While the passage 20 may be adequate to retain the tube against movement, the second passage 28 provides additional assurance against movement of the tube relative to the head. It should be understood that while the passages and 28 are illustrated as comprising a hole and slot, the slot may be eliminated although this will require threading of the distal end of the tube 12 through the hole and is slightly less convenient than moving the tube through a slot and into a hole. When using the latter construction, the distal end 14 of the tube may be provided with a tapered or pointed end to facilitate threading through the hole.
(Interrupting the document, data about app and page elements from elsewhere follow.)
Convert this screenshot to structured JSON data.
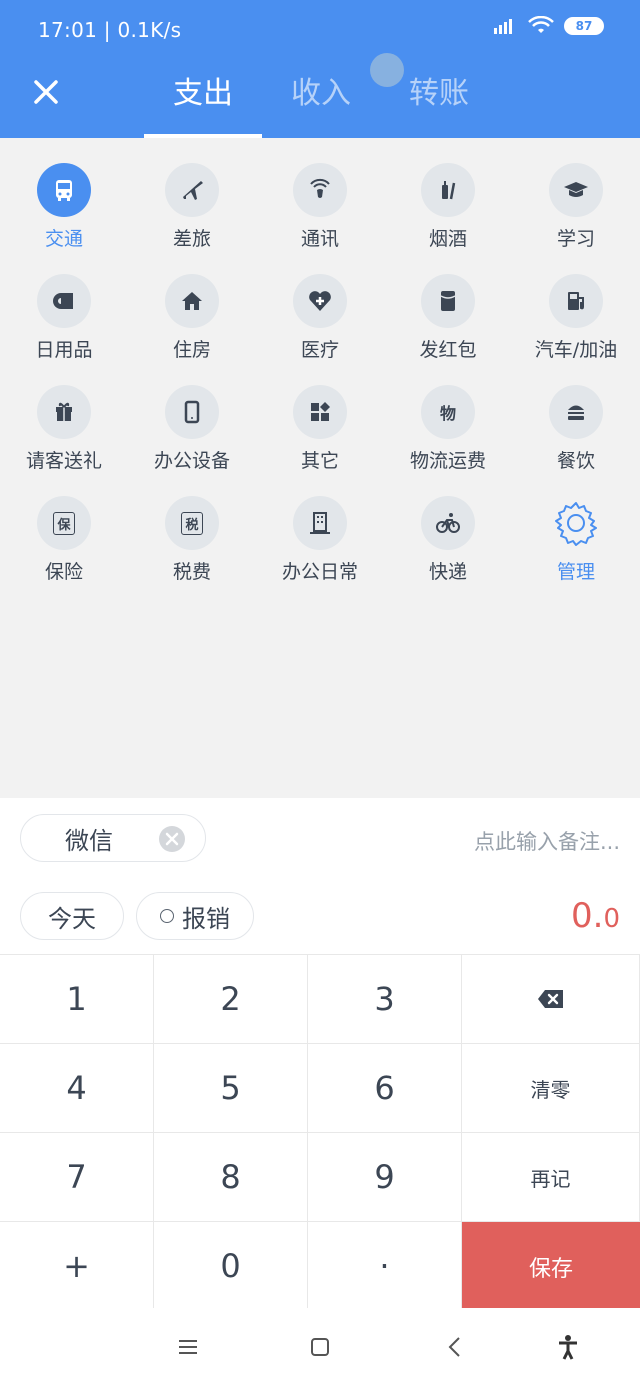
{
  "status_bar": {
    "time": "17:01 | 0.1K/s",
    "battery": "87"
  },
  "tabs": [
    {
      "label": "支出",
      "active": true
    },
    {
      "label": "收入",
      "active": false
    },
    {
      "label": "转账",
      "active": false
    }
  ],
  "categories": [
    {
      "label": "交通",
      "icon": "bus-icon",
      "active": true
    },
    {
      "label": "差旅",
      "icon": "airplane-icon"
    },
    {
      "label": "通讯",
      "icon": "phone-signal-icon"
    },
    {
      "label": "烟酒",
      "icon": "bottle-icon"
    },
    {
      "label": "学习",
      "icon": "graduation-cap-icon"
    },
    {
      "label": "日用品",
      "icon": "tissue-roll-icon"
    },
    {
      "label": "住房",
      "icon": "house-icon"
    },
    {
      "label": "医疗",
      "icon": "heart-cross-icon"
    },
    {
      "label": "发红包",
      "icon": "red-envelope-icon"
    },
    {
      "label": "汽车/加油",
      "icon": "gas-pump-icon"
    },
    {
      "label": "请客送礼",
      "icon": "gift-icon"
    },
    {
      "label": "办公设备",
      "icon": "mobile-device-icon"
    },
    {
      "label": "其它",
      "icon": "grid-shapes-icon"
    },
    {
      "label": "物流运费",
      "icon": "logistics-icon",
      "glyph": "物"
    },
    {
      "label": "餐饮",
      "icon": "burger-icon"
    },
    {
      "label": "保险",
      "icon": "insurance-shield-icon",
      "glyph": "保"
    },
    {
      "label": "税费",
      "icon": "tax-card-icon",
      "glyph": "税"
    },
    {
      "label": "办公日常",
      "icon": "office-building-icon"
    },
    {
      "label": "快递",
      "icon": "bicycle-icon"
    },
    {
      "label": "管理",
      "icon": "gear-icon",
      "manage": true
    }
  ],
  "input": {
    "wallet": "微信",
    "note_placeholder": "点此输入备注...",
    "date": "今天",
    "reimburse": "报销",
    "amount_int": "0.",
    "amount_dec": "0"
  },
  "keypad": {
    "k1": "1",
    "k2": "2",
    "k3": "3",
    "k4": "4",
    "k5": "5",
    "k6": "6",
    "k7": "7",
    "k8": "8",
    "k9": "9",
    "plus": "+",
    "k0": "0",
    "dot": "·",
    "clear": "清零",
    "again": "再记",
    "save": "保存"
  },
  "colors": {
    "accent": "#4a8ff0",
    "save": "#e0605c"
  }
}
Also, a hook, loop, ring or labyrinth passage could be provided on the upper surface 36 of head 16 to provide a passage for locking the tube against movement rather than the apertures 22 and 30.
In view of the above, it will be seen that the several objects of the invention are achieved and other advantageous results obtained.
As various changes could be made in the above construction without departing from the scope of the invention, it is intended that all matter contained in the above description or shown in the accompanying drawings shall be interpreted as illustrative and not in a limiting sense.
What is claimed is:
l. A body member tourniquet comprising an elongate member having a smooth, rounded outer surface formed of a soft, flexible material, and a relatively rigid head including a relatively flat main portion having opposed ends and opposed sides, and a projection connected to one of said ends and extending generally angularly relative to the upper and lower faces of said main portion, one end of said elongate member being secured to said projection, said main portion having a pair of holes extending therethrough between the upper and lower faces thereof with the holes spaced from each other and each of said opposed ends and opposed sides and with one of said holes closer to said one end than the other of said holes, and entrance slot means extending through said main portion from the periphery thererof to each of said holes to allow insertion of the side walls of said elongate member through said entrance slot means and into one of said holes after said elongate member has been placed about a body member, the diameter of each of said holes being less than the width of said elongate member and greater than the width of said entrance slot means.
2. The body member tourniquet of claim 1 wherein said slot means comprises a first slot connecting said one hole to the periphery of said head, and a second slot connecting the other of said holes to the periphery of said head.
3. The body member tourniquet of claim 1 wherein said elongate member is a tube of soft, elastic plastic, said one end of said elongate member being bonded to said projection.
4. The body member tourniquet of claim 2 wherein said head includes a rib extending downwardly from the lower face of said head adjacent said one end thereof and is engageable with a body member when the body member is encircled by the body member tourniquet.
5. The body member tourniquet of claim 1 wherein said projection is an arcuate integral part of said head, said head is of relatively hard plastic, and said elongate member is a tube of relatively soft plastic.
6. The body member tourniquet of claim 5 wherein said tube is circular in cross-section and comprises soft,